═══ Exercise inputs

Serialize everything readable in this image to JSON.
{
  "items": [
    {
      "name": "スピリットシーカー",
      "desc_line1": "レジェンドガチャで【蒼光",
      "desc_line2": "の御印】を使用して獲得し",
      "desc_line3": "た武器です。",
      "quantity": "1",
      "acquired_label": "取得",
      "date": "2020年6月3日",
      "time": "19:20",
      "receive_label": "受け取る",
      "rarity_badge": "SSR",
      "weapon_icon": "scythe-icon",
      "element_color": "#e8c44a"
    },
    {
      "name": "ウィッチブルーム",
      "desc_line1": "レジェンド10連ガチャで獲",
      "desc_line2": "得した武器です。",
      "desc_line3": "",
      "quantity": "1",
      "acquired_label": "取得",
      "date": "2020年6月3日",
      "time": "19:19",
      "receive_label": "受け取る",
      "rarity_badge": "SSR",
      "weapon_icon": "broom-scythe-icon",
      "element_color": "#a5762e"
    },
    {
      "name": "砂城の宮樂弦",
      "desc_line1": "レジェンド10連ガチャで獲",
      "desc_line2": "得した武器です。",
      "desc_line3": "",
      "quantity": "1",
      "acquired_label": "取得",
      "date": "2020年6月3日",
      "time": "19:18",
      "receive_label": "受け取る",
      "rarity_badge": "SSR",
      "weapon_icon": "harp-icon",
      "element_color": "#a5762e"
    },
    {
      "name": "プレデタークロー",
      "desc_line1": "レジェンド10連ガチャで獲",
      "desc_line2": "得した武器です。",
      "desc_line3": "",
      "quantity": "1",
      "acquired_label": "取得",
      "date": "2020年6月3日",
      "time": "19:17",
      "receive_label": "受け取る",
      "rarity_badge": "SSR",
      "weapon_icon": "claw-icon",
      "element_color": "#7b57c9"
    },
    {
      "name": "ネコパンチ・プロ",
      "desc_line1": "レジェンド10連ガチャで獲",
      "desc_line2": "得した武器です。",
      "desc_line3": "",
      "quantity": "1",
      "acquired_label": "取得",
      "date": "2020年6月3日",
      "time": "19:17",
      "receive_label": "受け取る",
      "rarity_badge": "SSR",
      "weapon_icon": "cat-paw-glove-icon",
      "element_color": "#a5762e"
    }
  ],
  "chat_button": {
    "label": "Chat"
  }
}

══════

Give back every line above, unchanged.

Serialize everything readable in this image to JSON.
{
  "items": [
    {
      "name": "スピリットシーカー",
      "desc_line1": "レジェンドガチャで【蒼光",
      "desc_line2": "の御印】を使用して獲得し",
      "desc_line3": "た武器です。",
      "quantity": "1",
      "acquired_label": "取得",
      "date": "2020年6月3日",
      "time": "19:20",
      "receive_label": "受け取る",
      "rarity_badge": "SSR",
      "weapon_icon": "scythe-icon",
      "element_color": "#e8c44a"
    },
    {
      "name": "ウィッチブルーム",
      "desc_line1": "レジェンド10連ガチャで獲",
      "desc_line2": "得した武器です。",
      "desc_line3": "",
      "quantity": "1",
      "acquired_label": "取得",
      "date": "2020年6月3日",
      "time": "19:19",
      "receive_label": "受け取る",
      "rarity_badge": "SSR",
      "weapon_icon": "broom-scythe-icon",
      "element_color": "#a5762e"
    },
    {
      "name": "砂城の宮樂弦",
      "desc_line1": "レジェンド10連ガチャで獲",
      "desc_line2": "得した武器です。",
      "desc_line3": "",
      "quantity": "1",
      "acquired_label": "取得",
      "date": "2020年6月3日",
      "time": "19:18",
      "receive_label": "受け取る",
      "rarity_badge": "SSR",
      "weapon_icon": "harp-icon",
      "element_color": "#a5762e"
    },
    {
      "name": "プレデタークロー",
      "desc_line1": "レジェンド10連ガチャで獲",
      "desc_line2": "得した武器です。",
      "desc_line3": "",
      "quantity": "1",
      "acquired_label": "取得",
      "date": "2020年6月3日",
      "time": "19:17",
      "receive_label": "受け取る",
      "rarity_badge": "SSR",
      "weapon_icon": "claw-icon",
      "element_color": "#7b57c9"
    },
    {
      "name": "ネコパンチ・プロ",
      "desc_line1": "レジェンド10連ガチャで獲",
      "desc_line2": "得した武器です。",
      "desc_line3": "",
      "quantity": "1",
      "acquired_label": "取得",
      "date": "2020年6月3日",
      "time": "19:17",
      "receive_label": "受け取る",
      "rarity_badge": "SSR",
      "weapon_icon": "cat-paw-glove-icon",
      "element_color": "#a5762e"
    }
  ],
  "chat_button": {
    "label": "Chat"
  }
}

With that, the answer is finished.